Turns out it is in China, Harbin, China, to be exact. It is called "Romantic Feelings" and is 115 feet high and 656 feet long. Ice and snow were pulled out of the Songhua River. It's on the edge of Siberia - could you have guessed from the Russian influence on the design? It's lit at night with colored lights and lasers. They do it every year, and get almost a million visitors - not bad for somewhere that remote.
There are Russian churches, French cathedrals, Chinese palaces, and this year a replica of Stonehenge.
There's one problem: temperatures are rising, along with everywhere else.
These are the 2012-2013 sculptures, which are amazing enough. You may also want to check out the 2013-2014 sculptures here.
The Pamplona Running of the Bulls is a part of the San Fermin Festival, which runs in Pamplona from July 6 to July 14 in 2013 and every year.

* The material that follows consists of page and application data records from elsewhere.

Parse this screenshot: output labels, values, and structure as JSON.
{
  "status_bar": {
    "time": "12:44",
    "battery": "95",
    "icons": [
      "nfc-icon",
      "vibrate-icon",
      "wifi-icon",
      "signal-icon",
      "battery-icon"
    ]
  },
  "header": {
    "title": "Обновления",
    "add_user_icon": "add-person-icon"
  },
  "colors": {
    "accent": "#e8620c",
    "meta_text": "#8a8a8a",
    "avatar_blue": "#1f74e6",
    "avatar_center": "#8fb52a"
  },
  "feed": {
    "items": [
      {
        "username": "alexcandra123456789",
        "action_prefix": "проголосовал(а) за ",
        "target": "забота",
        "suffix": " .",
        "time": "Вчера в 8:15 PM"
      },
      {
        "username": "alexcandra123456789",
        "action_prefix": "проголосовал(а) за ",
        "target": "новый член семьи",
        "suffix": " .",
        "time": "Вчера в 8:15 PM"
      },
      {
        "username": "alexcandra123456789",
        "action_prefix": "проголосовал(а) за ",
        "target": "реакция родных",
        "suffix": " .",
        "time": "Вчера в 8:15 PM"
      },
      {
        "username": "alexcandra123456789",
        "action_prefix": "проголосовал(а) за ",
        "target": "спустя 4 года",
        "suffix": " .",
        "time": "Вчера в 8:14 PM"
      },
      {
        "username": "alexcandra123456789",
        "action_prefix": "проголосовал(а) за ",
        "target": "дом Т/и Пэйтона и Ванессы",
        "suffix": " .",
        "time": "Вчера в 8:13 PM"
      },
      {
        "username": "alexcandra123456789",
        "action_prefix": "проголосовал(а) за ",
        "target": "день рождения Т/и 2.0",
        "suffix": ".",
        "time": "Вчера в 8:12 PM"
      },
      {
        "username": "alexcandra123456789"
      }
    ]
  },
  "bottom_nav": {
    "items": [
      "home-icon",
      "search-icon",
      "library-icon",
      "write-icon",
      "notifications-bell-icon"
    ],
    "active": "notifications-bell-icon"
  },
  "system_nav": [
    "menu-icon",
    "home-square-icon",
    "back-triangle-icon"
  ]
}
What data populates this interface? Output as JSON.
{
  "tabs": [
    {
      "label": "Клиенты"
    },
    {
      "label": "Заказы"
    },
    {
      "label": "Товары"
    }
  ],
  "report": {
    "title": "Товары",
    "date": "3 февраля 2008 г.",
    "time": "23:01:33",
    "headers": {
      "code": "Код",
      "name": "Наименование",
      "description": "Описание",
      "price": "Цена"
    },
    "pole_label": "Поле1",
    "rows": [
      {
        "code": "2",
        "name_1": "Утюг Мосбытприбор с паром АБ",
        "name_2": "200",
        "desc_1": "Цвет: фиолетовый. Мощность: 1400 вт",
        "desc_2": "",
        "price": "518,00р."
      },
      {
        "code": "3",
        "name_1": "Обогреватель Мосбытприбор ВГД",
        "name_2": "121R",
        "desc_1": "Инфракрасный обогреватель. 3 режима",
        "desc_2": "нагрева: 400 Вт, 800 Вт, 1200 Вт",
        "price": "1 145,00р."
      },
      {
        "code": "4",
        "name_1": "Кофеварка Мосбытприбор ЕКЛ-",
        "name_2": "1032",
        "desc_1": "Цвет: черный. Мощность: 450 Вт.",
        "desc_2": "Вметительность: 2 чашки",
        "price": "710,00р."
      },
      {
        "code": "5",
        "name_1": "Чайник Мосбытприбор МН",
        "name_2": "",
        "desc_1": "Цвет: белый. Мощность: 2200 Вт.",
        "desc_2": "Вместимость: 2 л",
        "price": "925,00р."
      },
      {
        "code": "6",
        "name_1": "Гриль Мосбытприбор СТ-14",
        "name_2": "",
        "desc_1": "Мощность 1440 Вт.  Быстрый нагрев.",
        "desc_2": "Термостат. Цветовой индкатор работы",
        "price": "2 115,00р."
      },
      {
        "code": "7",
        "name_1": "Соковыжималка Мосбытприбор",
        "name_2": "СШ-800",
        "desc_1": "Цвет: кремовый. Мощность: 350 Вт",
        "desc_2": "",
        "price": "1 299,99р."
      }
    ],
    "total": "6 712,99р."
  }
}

It is a major event that attracts worldwide attention to a town that otherwise is completely unknown. Ernest Hemingway, the ultimate man's man writer, popularized the event and brought it to the world's attention.
The locals know all about this. They aren't dummies.
Running of the Bulls with the cameras rolling and the tourists all around...
"Ay caramba, you bulls don't scare me!"
Running of the bull every other time of year....
"Help, help, there's a bull!"
Ah, it's a lot different when the television cameras are on once a year, isn't it?
Central Park, looking South, New Jersey on the right, Long Island on the left, Wall Street straight ahead at the end of the Island. The building on the left part of the park just beyond the lake (which has a cool jogging path around it named after Jacqueline Onassis) is the Metropolitan Museum of Art, well worth a stop if you are visiting (worth a visit if you live there, too, the permanent collection is terrific, and the exhibits are top-notch). Everything in this picture has a name, but that's not the point of it - the sheer beauty of a New York City sunset is what it is all about.
And, if that isn't enough, here's one from a completely unique perspective:
Central Park, shot from directly above, South is at the top.
Ah, if I keep finding these fabulous shots, I'll get homesick!
This shows the United States from space at night-time. You can tell from the tilt of the earth that it is winter-timer. Daybreak is approaching, but it still is hitting Europe in this shot of the US from space. I'm not sure which is more fascinating, how much electric light you can see in this shot of the US from space, or how dark the vast majority of the planet is. Notice how the lights don't go farther north than a certain point. It takes an entire city of thousands and thousands of people and lights to make any impact. You can clearly make out individual cities - Denver, Salt Lake City, Los Angeles, in this shot of the US from space. Those lights will travel across the galaxy until stopped by something ... somewhere.